Supplied data →
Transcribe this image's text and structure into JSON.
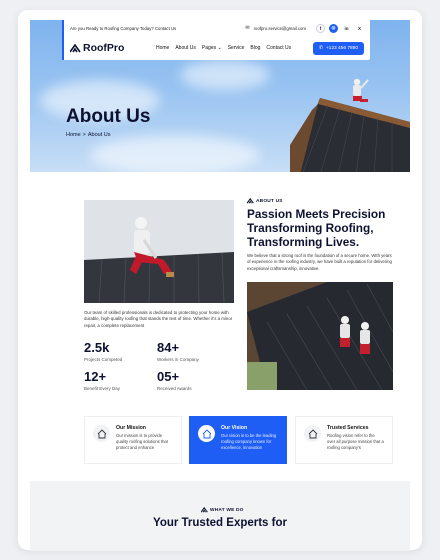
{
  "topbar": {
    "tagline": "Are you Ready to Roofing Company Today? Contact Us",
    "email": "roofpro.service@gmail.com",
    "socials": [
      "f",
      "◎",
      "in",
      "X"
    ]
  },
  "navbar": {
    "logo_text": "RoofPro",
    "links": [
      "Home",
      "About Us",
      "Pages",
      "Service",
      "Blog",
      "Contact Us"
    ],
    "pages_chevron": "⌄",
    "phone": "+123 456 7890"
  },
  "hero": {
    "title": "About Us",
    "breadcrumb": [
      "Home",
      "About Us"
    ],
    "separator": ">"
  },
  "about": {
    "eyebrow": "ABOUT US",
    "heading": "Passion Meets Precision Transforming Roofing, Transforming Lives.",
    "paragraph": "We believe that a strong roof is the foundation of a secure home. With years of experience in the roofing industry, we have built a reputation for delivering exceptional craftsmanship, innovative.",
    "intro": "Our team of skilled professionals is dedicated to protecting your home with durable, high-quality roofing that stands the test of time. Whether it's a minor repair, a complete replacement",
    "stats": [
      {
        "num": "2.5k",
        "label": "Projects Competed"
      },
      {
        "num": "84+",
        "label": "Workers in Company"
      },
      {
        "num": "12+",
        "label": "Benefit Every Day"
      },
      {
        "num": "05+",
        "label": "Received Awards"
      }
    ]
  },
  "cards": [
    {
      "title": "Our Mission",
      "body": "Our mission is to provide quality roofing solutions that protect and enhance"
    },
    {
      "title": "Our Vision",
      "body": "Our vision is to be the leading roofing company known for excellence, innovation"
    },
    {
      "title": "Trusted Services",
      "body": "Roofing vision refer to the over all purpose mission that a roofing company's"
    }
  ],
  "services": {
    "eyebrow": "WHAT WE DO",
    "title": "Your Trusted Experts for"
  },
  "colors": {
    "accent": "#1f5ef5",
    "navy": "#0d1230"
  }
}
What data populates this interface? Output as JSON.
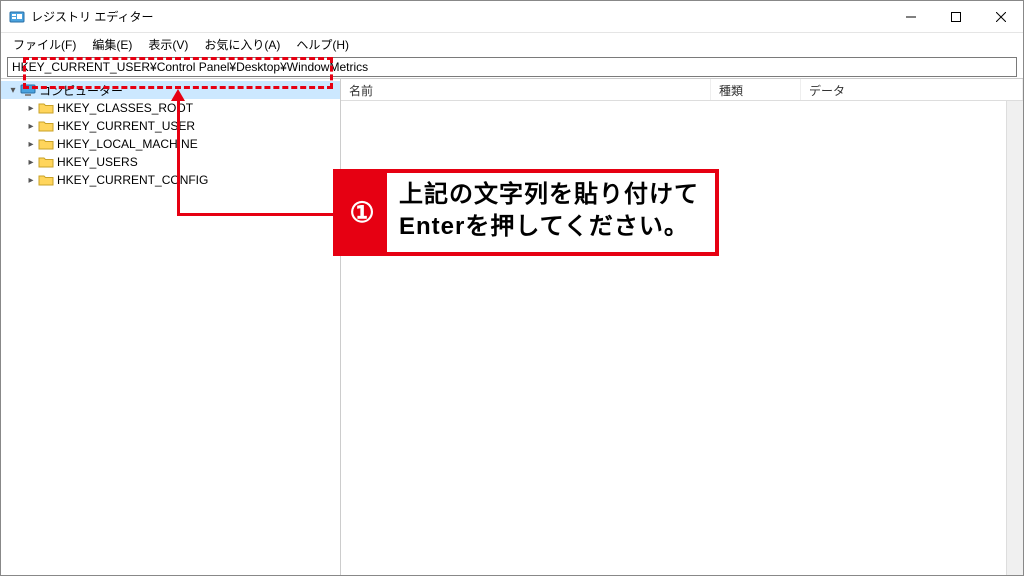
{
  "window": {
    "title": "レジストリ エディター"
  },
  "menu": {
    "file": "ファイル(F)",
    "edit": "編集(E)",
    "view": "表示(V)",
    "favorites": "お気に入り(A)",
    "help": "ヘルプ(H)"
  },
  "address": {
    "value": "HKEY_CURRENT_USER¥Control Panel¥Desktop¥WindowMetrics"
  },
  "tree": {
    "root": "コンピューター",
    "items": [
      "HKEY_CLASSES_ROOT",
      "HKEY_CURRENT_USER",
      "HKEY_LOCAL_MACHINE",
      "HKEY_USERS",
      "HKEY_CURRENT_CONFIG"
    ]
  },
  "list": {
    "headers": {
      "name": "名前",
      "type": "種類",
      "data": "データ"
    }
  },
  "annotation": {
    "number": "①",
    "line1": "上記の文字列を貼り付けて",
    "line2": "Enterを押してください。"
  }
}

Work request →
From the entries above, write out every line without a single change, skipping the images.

Answer for this exercise →
Transcribe this image's text and structure into JSON.
{
  "topbar": {
    "tagline": "Are you Ready to Roofing Company Today? Contact Us",
    "email": "roofpro.service@gmail.com",
    "socials": [
      "f",
      "◎",
      "in",
      "X"
    ]
  },
  "navbar": {
    "logo_text": "RoofPro",
    "links": [
      "Home",
      "About Us",
      "Pages",
      "Service",
      "Blog",
      "Contact Us"
    ],
    "pages_chevron": "⌄",
    "phone": "+123 456 7890"
  },
  "hero": {
    "title": "About Us",
    "breadcrumb": [
      "Home",
      "About Us"
    ],
    "separator": ">"
  },
  "about": {
    "eyebrow": "ABOUT US",
    "heading": "Passion Meets Precision Transforming Roofing, Transforming Lives.",
    "paragraph": "We believe that a strong roof is the foundation of a secure home. With years of experience in the roofing industry, we have built a reputation for delivering exceptional craftsmanship, innovative.",
    "intro": "Our team of skilled professionals is dedicated to protecting your home with durable, high-quality roofing that stands the test of time. Whether it's a minor repair, a complete replacement",
    "stats": [
      {
        "num": "2.5k",
        "label": "Projects Competed"
      },
      {
        "num": "84+",
        "label": "Workers in Company"
      },
      {
        "num": "12+",
        "label": "Benefit Every Day"
      },
      {
        "num": "05+",
        "label": "Received Awards"
      }
    ]
  },
  "cards": [
    {
      "title": "Our Mission",
      "body": "Our mission is to provide quality roofing solutions that protect and enhance"
    },
    {
      "title": "Our Vision",
      "body": "Our vision is to be the leading roofing company known for excellence, innovation"
    },
    {
      "title": "Trusted Services",
      "body": "Roofing vision refer to the over all purpose mission that a roofing company's"
    }
  ],
  "services": {
    "eyebrow": "WHAT WE DO",
    "title": "Your Trusted Experts for"
  },
  "colors": {
    "accent": "#1f5ef5",
    "navy": "#0d1230"
  }
}
What data populates this interface? Output as JSON.
{
  "window": {
    "title": "レジストリ エディター"
  },
  "menu": {
    "file": "ファイル(F)",
    "edit": "編集(E)",
    "view": "表示(V)",
    "favorites": "お気に入り(A)",
    "help": "ヘルプ(H)"
  },
  "address": {
    "value": "HKEY_CURRENT_USER¥Control Panel¥Desktop¥WindowMetrics"
  },
  "tree": {
    "root": "コンピューター",
    "items": [
      "HKEY_CLASSES_ROOT",
      "HKEY_CURRENT_USER",
      "HKEY_LOCAL_MACHINE",
      "HKEY_USERS",
      "HKEY_CURRENT_CONFIG"
    ]
  },
  "list": {
    "headers": {
      "name": "名前",
      "type": "種類",
      "data": "データ"
    }
  },
  "annotation": {
    "number": "①",
    "line1": "上記の文字列を貼り付けて",
    "line2": "Enterを押してください。"
  }
}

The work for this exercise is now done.